This morning I read an article saying that the cIty of Musashino (in Tokyo) is considering giving voting rights in local referendums to non-Japanese (always so charmingly referred to as “foreigners”). Voting rights for foreigners are always a contentious topic, and I am definitely not going to go into that right now. If you can read Japanese, then maybe look at Japanese Twitter to look at some Uyoku (Japanese right-wingers) going absolutely crazy about this topic. It is kind of entertaining, but also somewhat depressing.
Anyway, this gave me the idea to write a bit about political systems in Japan. Commenting on politics itself is can of worms that I am not all that eager to open, but maybe I can give you a rough overview so you can form your own opinion afterwards. Another reason for writing this article is, that I want to educate myself about this topic as well, so we will be learning together on this one.
Characteristics of politics in Japan
There are three types of elections held in Japan. First there are elections for the lower house, also called the House of Representatives. Then there are elections for the upper house, also referred to as the House of Councillors. The Prime minister is elected by these two Houses. Finally, there are local elections for posts on a prefectural or municipal level, such as governor or mayor.
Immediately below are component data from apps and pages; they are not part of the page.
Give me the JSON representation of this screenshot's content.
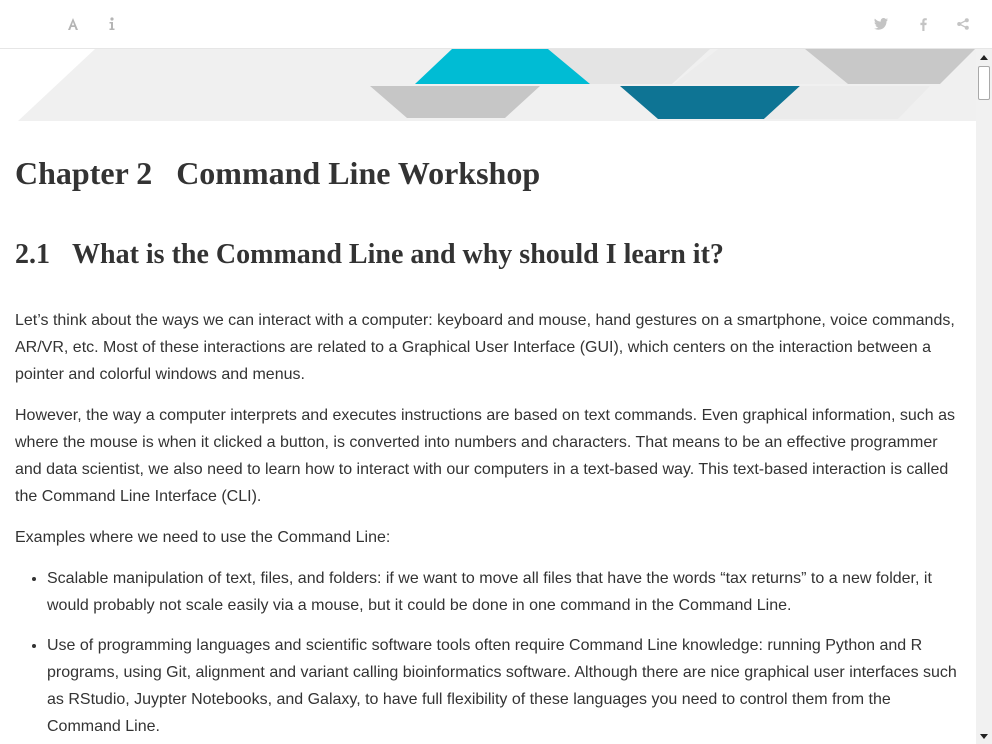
{
  "toolbar": {
    "left_icons": [
      "font-settings-icon",
      "info-icon"
    ],
    "right_icons": [
      "twitter-icon",
      "facebook-icon",
      "share-icon"
    ],
    "icon_color": "#b5b5b5"
  },
  "banner": {
    "colors": [
      "#efefef",
      "#00bcd4",
      "#c8c8c8",
      "#0e7494",
      "#e5e5e5"
    ]
  },
  "chapter": {
    "number": "Chapter 2",
    "title": "Command Line Workshop"
  },
  "section": {
    "number": "2.1",
    "title": "What is the Command Line and why should I learn it?"
  },
  "paragraphs": [
    "Let’s think about the ways we can interact with a computer: keyboard and mouse, hand gestures on a smartphone, voice commands, AR/VR, etc. Most of these interactions are related to a Graphical User Interface (GUI), which centers on the interaction between a pointer and colorful windows and menus.",
    "However, the way a computer interprets and executes instructions are based on text commands. Even graphical information, such as where the mouse is when it clicked a button, is converted into numbers and characters. That means to be an effective programmer and data scientist, we also need to learn how to interact with our computers in a text-based way. This text-based interaction is called the Command Line Interface (CLI).",
    "Examples where we need to use the Command Line:"
  ],
  "list_items": [
    "Scalable manipulation of text, files, and folders: if we want to move all files that have the words “tax returns” to a new folder, it would probably not scale easily via a mouse, but it could be done in one command in the Command Line.",
    "Use of programming languages and scientific software tools often require Command Line knowledge: running Python and R programs, using Git, alignment and variant calling bioinformatics software. Although there are nice graphical user interfaces such as RStudio, Juypter Notebooks, and Galaxy, to have full flexibility of these languages you need to control them from the Command Line."
  ]
}
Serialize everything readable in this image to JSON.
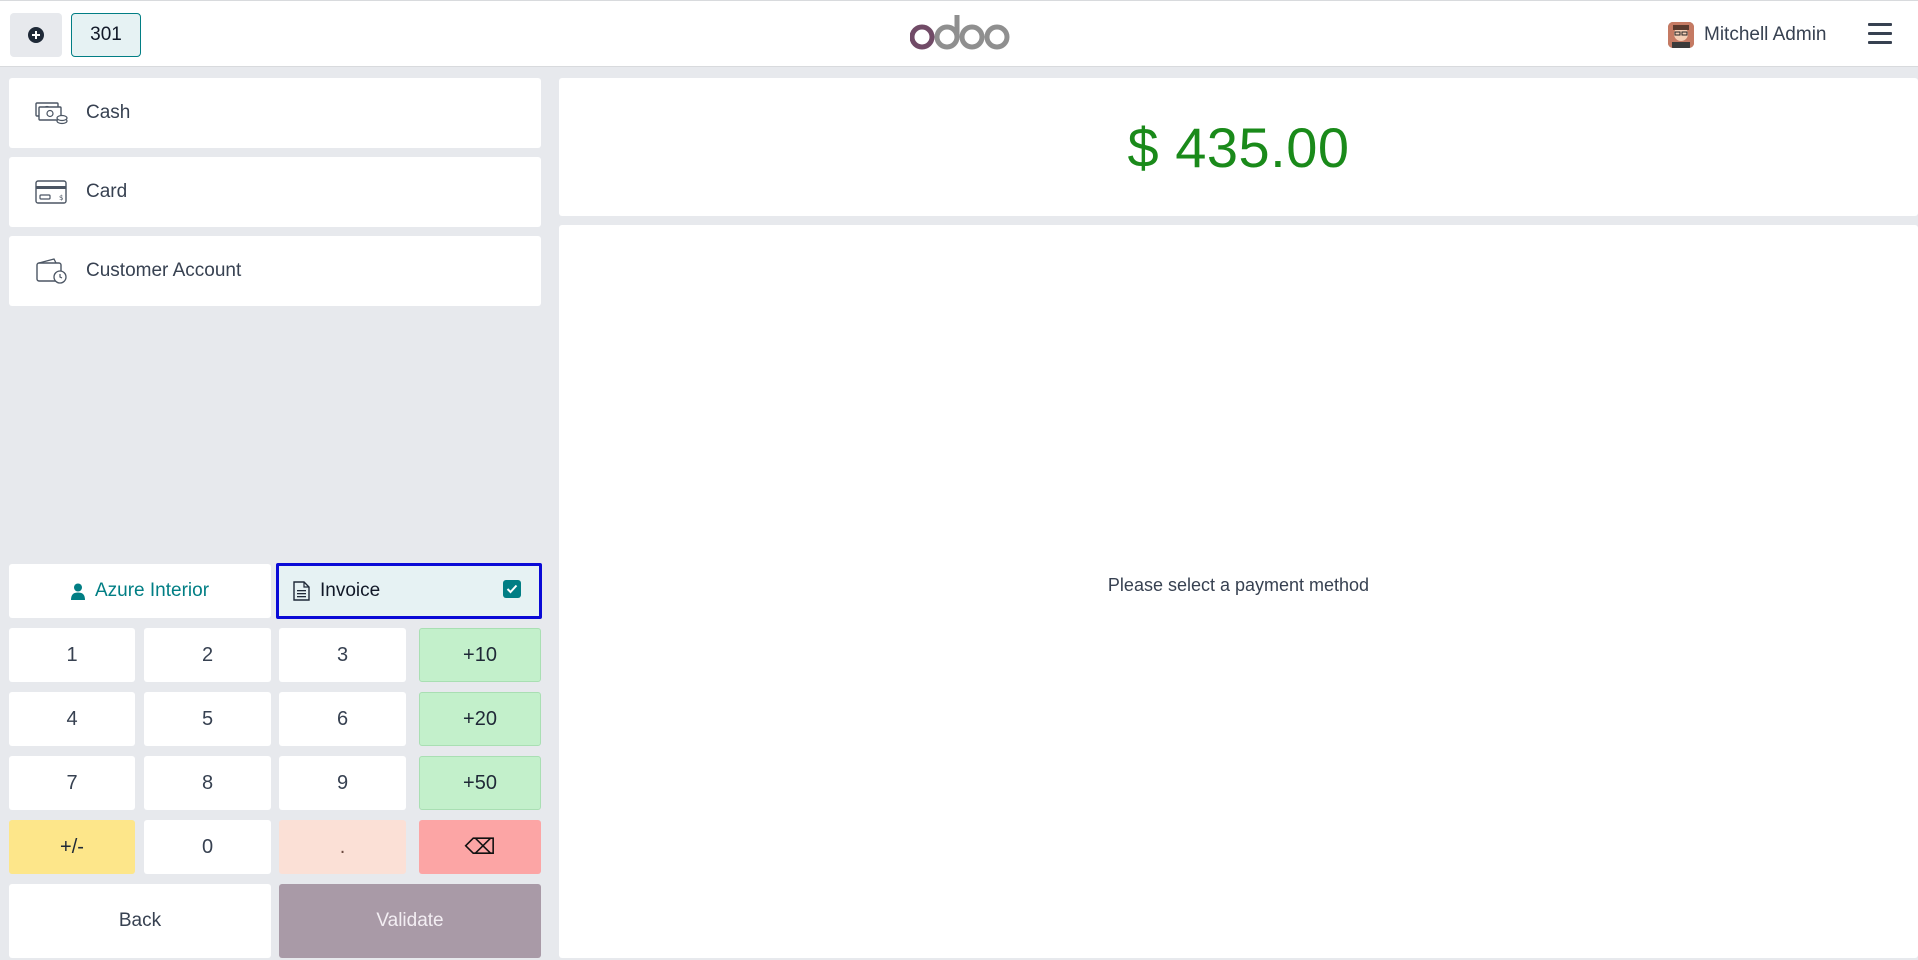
{
  "header": {
    "order_number": "301",
    "logo_text": "odoo",
    "user_name": "Mitchell Admin"
  },
  "payment_methods": [
    {
      "label": "Cash",
      "icon": "cash-icon"
    },
    {
      "label": "Card",
      "icon": "card-icon"
    },
    {
      "label": "Customer Account",
      "icon": "wallet-clock-icon"
    }
  ],
  "customer": {
    "name": "Azure Interior"
  },
  "invoice": {
    "label": "Invoice",
    "checked": true
  },
  "numpad": {
    "rows": [
      [
        "1",
        "2",
        "3",
        "+10"
      ],
      [
        "4",
        "5",
        "6",
        "+20"
      ],
      [
        "7",
        "8",
        "9",
        "+50"
      ],
      [
        "+/-",
        "0",
        ".",
        "⌫"
      ]
    ]
  },
  "actions": {
    "back_label": "Back",
    "validate_label": "Validate"
  },
  "summary": {
    "total": "$ 435.00",
    "hint": "Please select a payment method"
  },
  "colors": {
    "accent": "#017e84",
    "total_green": "#1a8a1a",
    "highlight_border": "#0a0ad6",
    "validate_disabled": "#a99aa7"
  }
}
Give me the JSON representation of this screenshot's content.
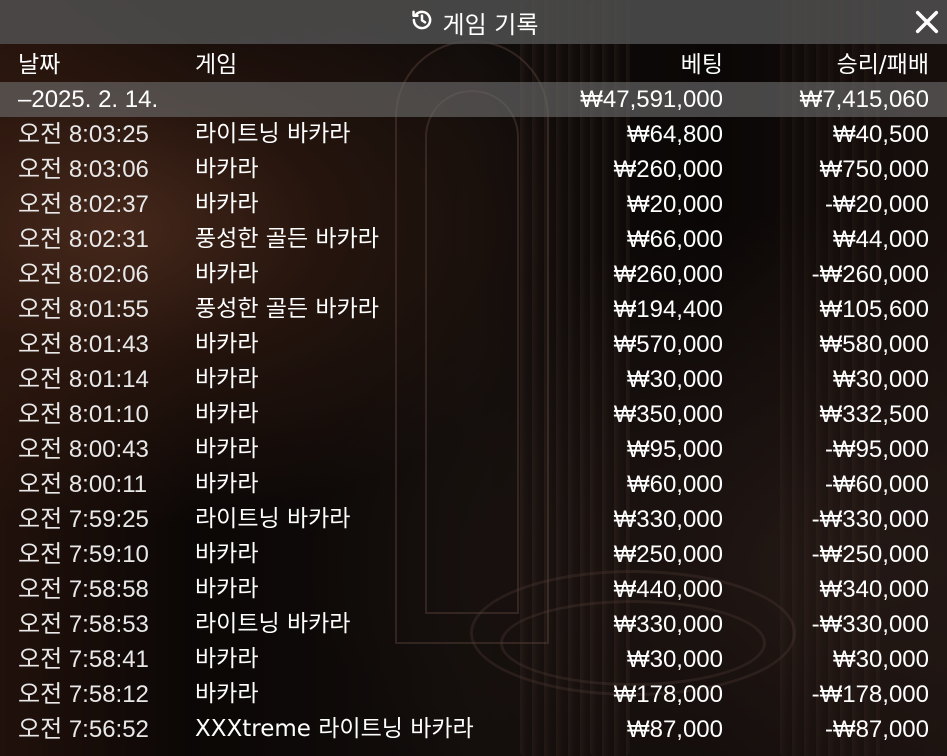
{
  "window": {
    "title": "게임 기록",
    "history_icon": "history-icon",
    "close_icon": "close-icon"
  },
  "header": {
    "date": "날짜",
    "game": "게임",
    "bet": "베팅",
    "result": "승리/패배"
  },
  "date_group": {
    "date": "–2025. 2. 14.",
    "bet_total": "₩47,591,000",
    "result_total": "₩7,415,060"
  },
  "rows": [
    {
      "time": "오전 8:03:25",
      "game": "라이트닝 바카라",
      "bet": "₩64,800",
      "result": "₩40,500"
    },
    {
      "time": "오전 8:03:06",
      "game": "바카라",
      "bet": "₩260,000",
      "result": "₩750,000"
    },
    {
      "time": "오전 8:02:37",
      "game": "바카라",
      "bet": "₩20,000",
      "result": "-₩20,000"
    },
    {
      "time": "오전 8:02:31",
      "game": "풍성한 골든 바카라",
      "bet": "₩66,000",
      "result": "₩44,000"
    },
    {
      "time": "오전 8:02:06",
      "game": "바카라",
      "bet": "₩260,000",
      "result": "-₩260,000"
    },
    {
      "time": "오전 8:01:55",
      "game": "풍성한 골든 바카라",
      "bet": "₩194,400",
      "result": "₩105,600"
    },
    {
      "time": "오전 8:01:43",
      "game": "바카라",
      "bet": "₩570,000",
      "result": "₩580,000"
    },
    {
      "time": "오전 8:01:14",
      "game": "바카라",
      "bet": "₩30,000",
      "result": "₩30,000"
    },
    {
      "time": "오전 8:01:10",
      "game": "바카라",
      "bet": "₩350,000",
      "result": "₩332,500"
    },
    {
      "time": "오전 8:00:43",
      "game": "바카라",
      "bet": "₩95,000",
      "result": "-₩95,000"
    },
    {
      "time": "오전 8:00:11",
      "game": "바카라",
      "bet": "₩60,000",
      "result": "-₩60,000"
    },
    {
      "time": "오전 7:59:25",
      "game": "라이트닝 바카라",
      "bet": "₩330,000",
      "result": "-₩330,000"
    },
    {
      "time": "오전 7:59:10",
      "game": "바카라",
      "bet": "₩250,000",
      "result": "-₩250,000"
    },
    {
      "time": "오전 7:58:58",
      "game": "바카라",
      "bet": "₩440,000",
      "result": "₩340,000"
    },
    {
      "time": "오전 7:58:53",
      "game": "라이트닝 바카라",
      "bet": "₩330,000",
      "result": "-₩330,000"
    },
    {
      "time": "오전 7:58:41",
      "game": "바카라",
      "bet": "₩30,000",
      "result": "₩30,000"
    },
    {
      "time": "오전 7:58:12",
      "game": "바카라",
      "bet": "₩178,000",
      "result": "-₩178,000"
    },
    {
      "time": "오전 7:56:52",
      "game": "XXXtreme 라이트닝 바카라",
      "bet": "₩87,000",
      "result": "-₩87,000"
    }
  ]
}
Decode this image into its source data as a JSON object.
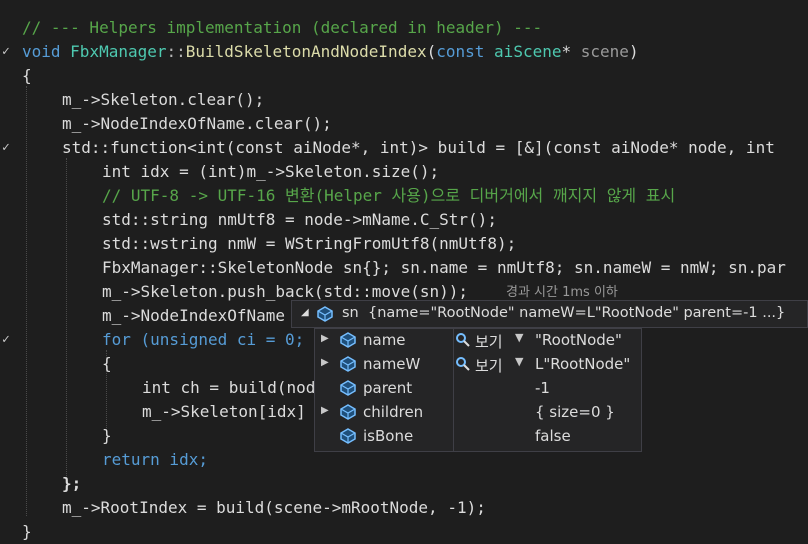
{
  "code": {
    "comment_helpers": "// --- Helpers implementation (declared in header) ---",
    "func_sig": {
      "void": "void",
      "cls": "FbxManager",
      "sep": "::",
      "fn": "BuildSkeletonAndNodeIndex",
      "p1": "(",
      "const": "const",
      "ty": "aiScene",
      "star": "*",
      "param": "scene",
      "p2": ")"
    },
    "lines": [
      "{",
      "m_->Skeleton.clear();",
      "m_->NodeIndexOfName.clear();",
      "std::function<int(const aiNode*, int)> build = [&](const aiNode* node, int",
      "int idx = (int)m_->Skeleton.size();",
      "// UTF-8 -> UTF-16 변환(Helper 사용)으로 디버거에서 깨지지 않게 표시",
      "std::string nmUtf8 = node->mName.C_Str();",
      "std::wstring nmW = WStringFromUtf8(nmUtf8);",
      "FbxManager::SkeletonNode sn{}; sn.name = nmUtf8; sn.nameW = nmW; sn.par",
      "m_->Skeleton.push_back(std::move(sn));",
      "m_->NodeIndexOfName",
      "for (unsigned ci = 0;",
      "{",
      "int ch = build(nod",
      "m_->Skeleton[idx]",
      "}",
      "return idx;",
      "};",
      "m_->RootIndex = build(scene->mRootNode, -1);",
      "}"
    ]
  },
  "perf_hint": "경과 시간 1ms 이하",
  "datatip": {
    "name": "sn",
    "value": "{name=\"RootNode\" nameW=L\"RootNode\" parent=-1 ...}",
    "rows": [
      {
        "name": "name",
        "expandable": true,
        "visualizer": "보기",
        "value": "\"RootNode\""
      },
      {
        "name": "nameW",
        "expandable": true,
        "visualizer": "보기",
        "value": "L\"RootNode\""
      },
      {
        "name": "parent",
        "expandable": false,
        "visualizer": "",
        "value": "-1"
      },
      {
        "name": "children",
        "expandable": true,
        "visualizer": "",
        "value": "{ size=0 }"
      },
      {
        "name": "isBone",
        "expandable": false,
        "visualizer": "",
        "value": "false"
      }
    ]
  },
  "icons": {
    "field": "field-icon",
    "magnifier": "magnifier-icon",
    "expand": "expand-arrow-icon",
    "collapse": "collapse-arrow-icon",
    "dropdown": "dropdown-icon"
  }
}
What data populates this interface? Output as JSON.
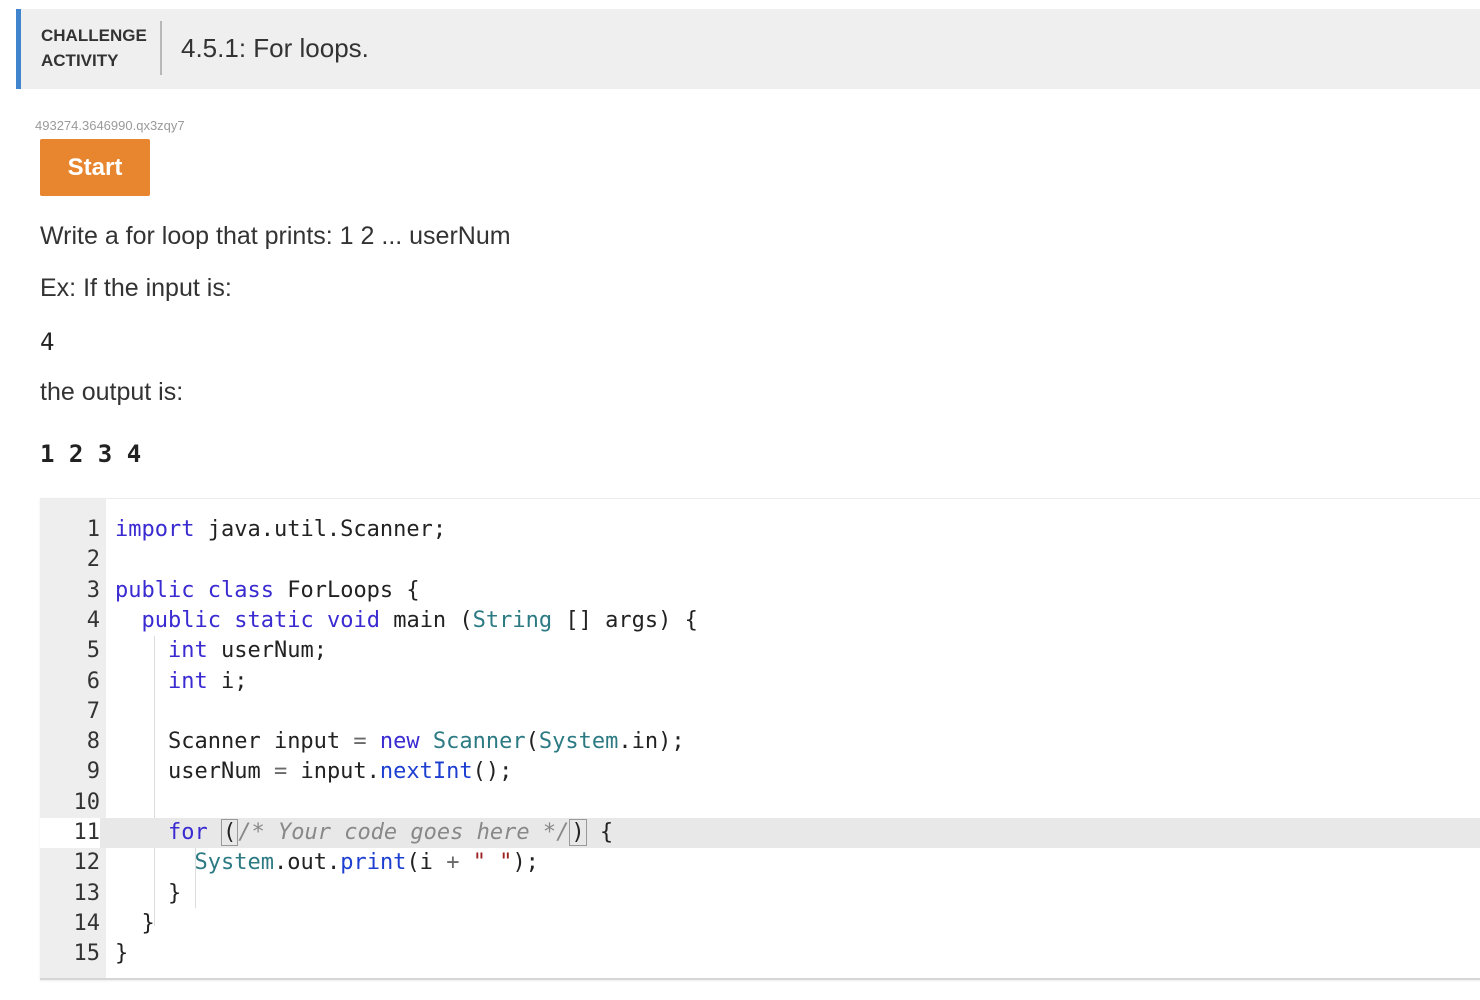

Politics in Japan have been generally dominated by the Liberal Democratic Party (LDP) since the end of World War II. Since the its inception in the 1950s, there have only been two brief intervals were a Prime Minister and his cabinet were not from the LDP. The LDP’s junior coalition partner since 2012 is the Komeito, a small party that is closely affiliated with the Buddhist sect Soka Gakkai. Both parties stand for conservative and at times traditionalist values. Opposition parties, on the other hand, are very fragmented and there are no real contenders for the LDP’s spot as the biggest fish in the pond.
Another characteristic trait of Japanese politics is that prime ministers tend to not last very long in office. The former PM, Yoshihide Suga, served for only 1 year and 19 days and he is decidedly in the midfield there. His predecessor, Shinzō Abe, managed to last for 7 years and 266 days and holds the record as Japans longest serving prime minister. Since the 1870s, there have only been 15 prime ministers who served for longer than 1000 days.
Election-woes in Japan
A big problem for politicians in Japan is motivating their constituents to actually go out and vote. For the last general election, voter turnout was at a measly 55%. The Coronavirus measures of the former PM and his cabinet were deeply unpopular, and people were actually hopeful that turnout would go up. But in the end it ended up being one of the lowest turnouts ever. There are many reasons for this and going into them would probably amount to writing a thesis about this topic. From what I have gathered in my time living in Japan, politics are simply not a topic that interests many people. Especially among the young, politics are seen as “uncool” and being interested in politics is considered to makes you an Uyoku (Japanese right winger).
Since younger people do not vote, politicians focus their policies and campaigns heavily on the older generations. This creates the perception that they do not care about younger generations, leading to people in their 20s and 30s feeling disenfranchised. This cycle seems to be one of the bigger factors for the low voter turnout.
Finally, since this article was inspired by an article about voting rights for foreign residents, let us also very briefly talk about them. Simply put, short of changing your nationality, there is no way to gain access to voting rights as a foreigner in Japan at the moment. According to information I found online, there are about 40 municipalities in Japan that allow foreign residents to participate in referendums at the municipal level, but even this is rare. From what I have heard, there were movements to introduce expanded voting rights for foreign residents in the past, but they were shut down by conservative politicians. Personally, I feel it would be a nice gesture to allow longterm foreign residents to vote at least in the mayor or prefectural governor elections, but I have my doubts that this is ever going to happen.